Data about app and page elements
● ● ● ● ● ● ●

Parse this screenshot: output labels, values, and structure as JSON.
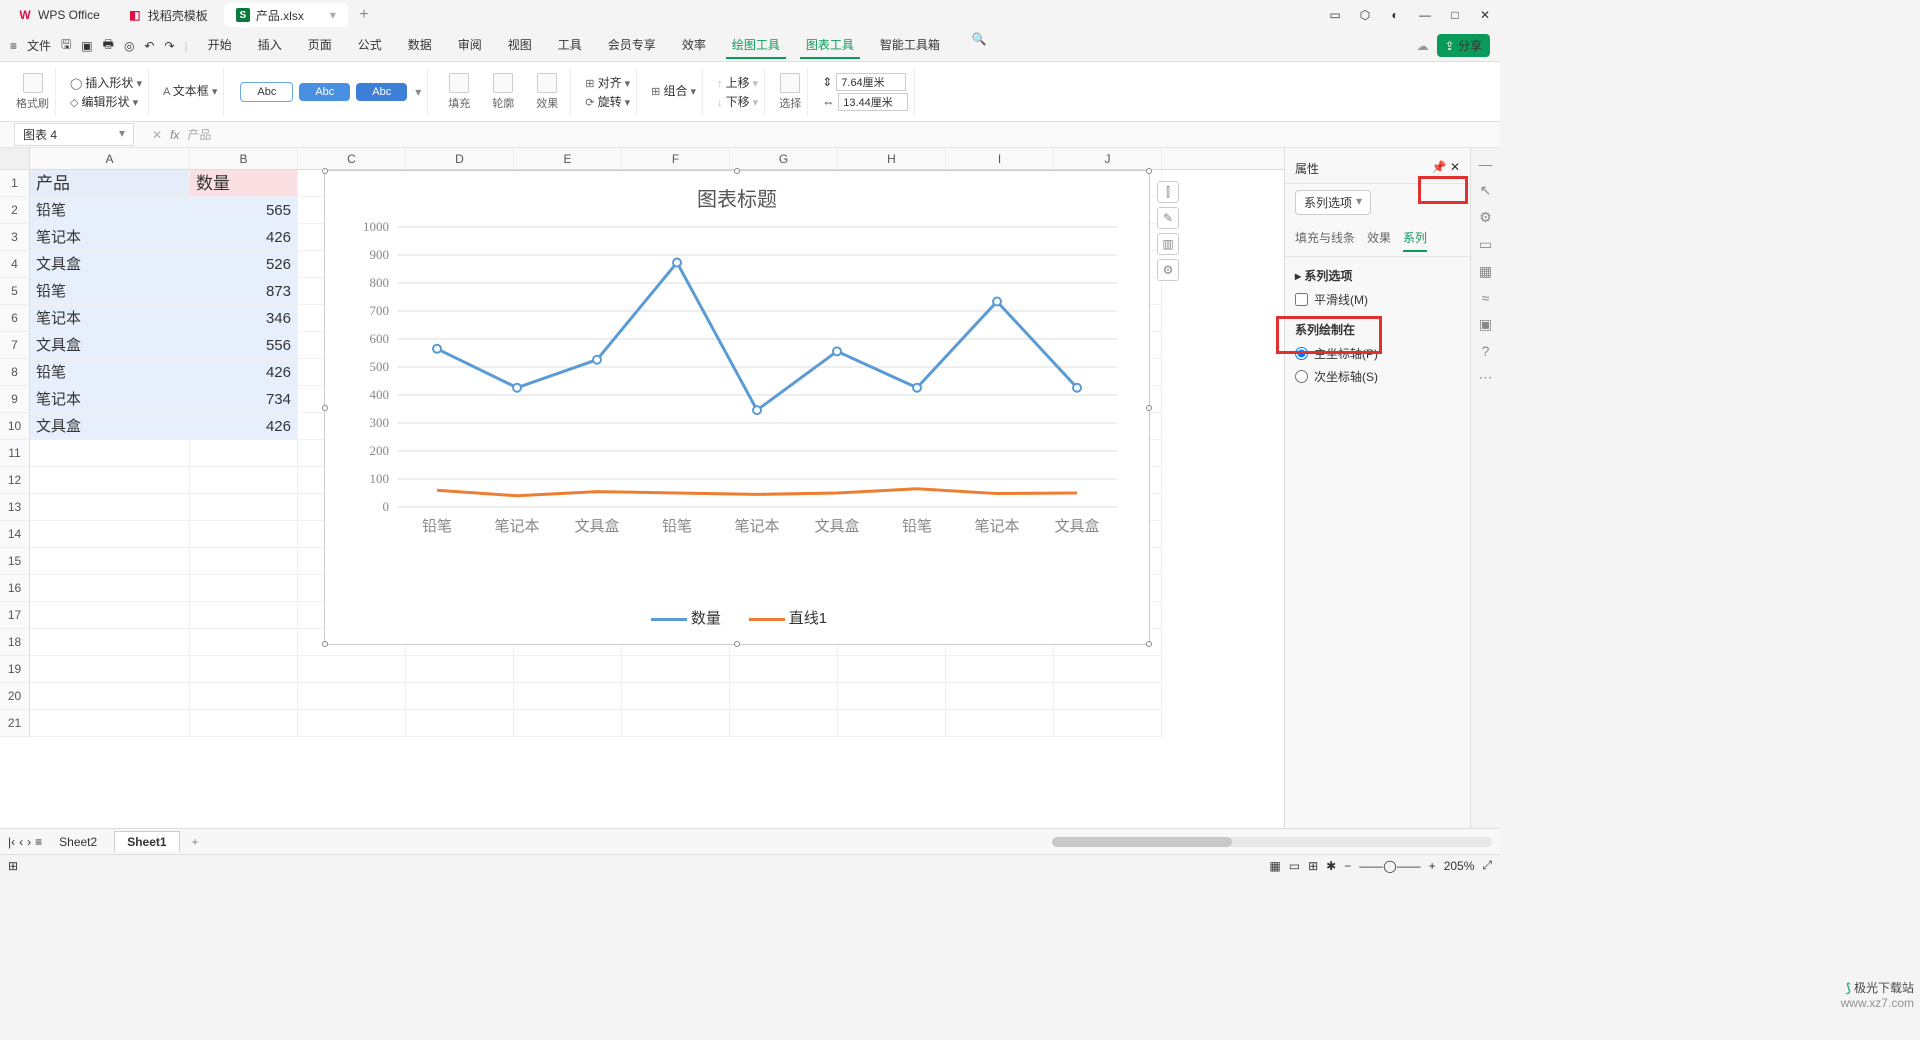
{
  "titlebar": {
    "tabs": [
      {
        "icon": "W",
        "label": "WPS Office"
      },
      {
        "icon": "◧",
        "label": "找稻壳模板"
      },
      {
        "icon": "S",
        "label": "产品.xlsx",
        "active": true
      }
    ],
    "newtab": "+"
  },
  "menubar": {
    "file": "文件",
    "items": [
      "开始",
      "插入",
      "页面",
      "公式",
      "数据",
      "审阅",
      "视图",
      "工具",
      "会员专享",
      "效率",
      "绘图工具",
      "图表工具",
      "智能工具箱"
    ],
    "active": [
      10,
      11
    ],
    "share": "分享"
  },
  "ribbon": {
    "format_brush": "格式刷",
    "insert_shape": "插入形状",
    "text_box": "文本框",
    "edit_shape": "编辑形状",
    "abc": "Abc",
    "fill": "填充",
    "outline": "轮廓",
    "effect": "效果",
    "align": "对齐",
    "group": "组合",
    "rotate": "旋转",
    "up": "上移",
    "down": "下移",
    "select": "选择",
    "dim1": "7.64厘米",
    "dim2": "13.44厘米"
  },
  "namebox": {
    "value": "图表 4",
    "fx_value": "产品",
    "fx": "fx"
  },
  "columns": [
    "A",
    "B",
    "C",
    "D",
    "E",
    "F",
    "G",
    "H",
    "I",
    "J"
  ],
  "rows": [
    " 1",
    " 2",
    " 3",
    " 4",
    " 5",
    " 6",
    " 7",
    " 8",
    " 9",
    "10",
    "11",
    "12",
    "13",
    "14",
    "15",
    "16",
    "17",
    "18",
    "19",
    "20",
    "21"
  ],
  "data": {
    "header": [
      "产品",
      "数量"
    ],
    "body": [
      [
        "铅笔",
        "565"
      ],
      [
        "笔记本",
        "426"
      ],
      [
        "文具盒",
        "526"
      ],
      [
        "铅笔",
        "873"
      ],
      [
        "笔记本",
        "346"
      ],
      [
        "文具盒",
        "556"
      ],
      [
        "铅笔",
        "426"
      ],
      [
        "笔记本",
        "734"
      ],
      [
        "文具盒",
        "426"
      ]
    ]
  },
  "chart_data": {
    "type": "line",
    "title": "图表标题",
    "categories": [
      "铅笔",
      "笔记本",
      "文具盒",
      "铅笔",
      "笔记本",
      "文具盒",
      "铅笔",
      "笔记本",
      "文具盒"
    ],
    "series": [
      {
        "name": "数量",
        "color": "#5b9bd5",
        "values": [
          565,
          426,
          526,
          873,
          346,
          556,
          426,
          734,
          426
        ]
      },
      {
        "name": "直线1",
        "color": "#ed7d31",
        "values": [
          60,
          40,
          55,
          50,
          45,
          50,
          65,
          48,
          50
        ]
      }
    ],
    "ylim": [
      0,
      1000
    ],
    "ystep": 100
  },
  "chart_tools": [
    "⫿",
    "✎",
    "▥",
    "⚙"
  ],
  "panel": {
    "title": "属性",
    "dropdown": "系列选项",
    "tabs": [
      "填充与线条",
      "效果",
      "系列"
    ],
    "active_tab": 2,
    "section1": "系列选项",
    "smooth": "平滑线(M)",
    "section2": "系列绘制在",
    "primary": "主坐标轴(P)",
    "secondary": "次坐标轴(S)"
  },
  "sheets": {
    "items": [
      "Sheet2",
      "Sheet1"
    ],
    "active": 1,
    "add": "+"
  },
  "status": {
    "zoom": "205%"
  },
  "watermark": {
    "a": "极光下载站",
    "b": "www.xz7.com"
  }
}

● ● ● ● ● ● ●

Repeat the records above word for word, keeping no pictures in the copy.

PROBLEM SOLUTION =>
Parse this screenshot: output labels, values, and structure as JSON.
{
  "titlebar": {
    "tabs": [
      {
        "icon": "W",
        "label": "WPS Office"
      },
      {
        "icon": "◧",
        "label": "找稻壳模板"
      },
      {
        "icon": "S",
        "label": "产品.xlsx",
        "active": true
      }
    ],
    "newtab": "+"
  },
  "menubar": {
    "file": "文件",
    "items": [
      "开始",
      "插入",
      "页面",
      "公式",
      "数据",
      "审阅",
      "视图",
      "工具",
      "会员专享",
      "效率",
      "绘图工具",
      "图表工具",
      "智能工具箱"
    ],
    "active": [
      10,
      11
    ],
    "share": "分享"
  },
  "ribbon": {
    "format_brush": "格式刷",
    "insert_shape": "插入形状",
    "text_box": "文本框",
    "edit_shape": "编辑形状",
    "abc": "Abc",
    "fill": "填充",
    "outline": "轮廓",
    "effect": "效果",
    "align": "对齐",
    "group": "组合",
    "rotate": "旋转",
    "up": "上移",
    "down": "下移",
    "select": "选择",
    "dim1": "7.64厘米",
    "dim2": "13.44厘米"
  },
  "namebox": {
    "value": "图表 4",
    "fx_value": "产品",
    "fx": "fx"
  },
  "columns": [
    "A",
    "B",
    "C",
    "D",
    "E",
    "F",
    "G",
    "H",
    "I",
    "J"
  ],
  "rows": [
    " 1",
    " 2",
    " 3",
    " 4",
    " 5",
    " 6",
    " 7",
    " 8",
    " 9",
    "10",
    "11",
    "12",
    "13",
    "14",
    "15",
    "16",
    "17",
    "18",
    "19",
    "20",
    "21"
  ],
  "data": {
    "header": [
      "产品",
      "数量"
    ],
    "body": [
      [
        "铅笔",
        "565"
      ],
      [
        "笔记本",
        "426"
      ],
      [
        "文具盒",
        "526"
      ],
      [
        "铅笔",
        "873"
      ],
      [
        "笔记本",
        "346"
      ],
      [
        "文具盒",
        "556"
      ],
      [
        "铅笔",
        "426"
      ],
      [
        "笔记本",
        "734"
      ],
      [
        "文具盒",
        "426"
      ]
    ]
  },
  "chart_data": {
    "type": "line",
    "title": "图表标题",
    "categories": [
      "铅笔",
      "笔记本",
      "文具盒",
      "铅笔",
      "笔记本",
      "文具盒",
      "铅笔",
      "笔记本",
      "文具盒"
    ],
    "series": [
      {
        "name": "数量",
        "color": "#5b9bd5",
        "values": [
          565,
          426,
          526,
          873,
          346,
          556,
          426,
          734,
          426
        ]
      },
      {
        "name": "直线1",
        "color": "#ed7d31",
        "values": [
          60,
          40,
          55,
          50,
          45,
          50,
          65,
          48,
          50
        ]
      }
    ],
    "ylim": [
      0,
      1000
    ],
    "ystep": 100
  },
  "chart_tools": [
    "⫿",
    "✎",
    "▥",
    "⚙"
  ],
  "panel": {
    "title": "属性",
    "dropdown": "系列选项",
    "tabs": [
      "填充与线条",
      "效果",
      "系列"
    ],
    "active_tab": 2,
    "section1": "系列选项",
    "smooth": "平滑线(M)",
    "section2": "系列绘制在",
    "primary": "主坐标轴(P)",
    "secondary": "次坐标轴(S)"
  },
  "sheets": {
    "items": [
      "Sheet2",
      "Sheet1"
    ],
    "active": 1,
    "add": "+"
  },
  "status": {
    "zoom": "205%"
  },
  "watermark": {
    "a": "极光下载站",
    "b": "www.xz7.com"
  }
}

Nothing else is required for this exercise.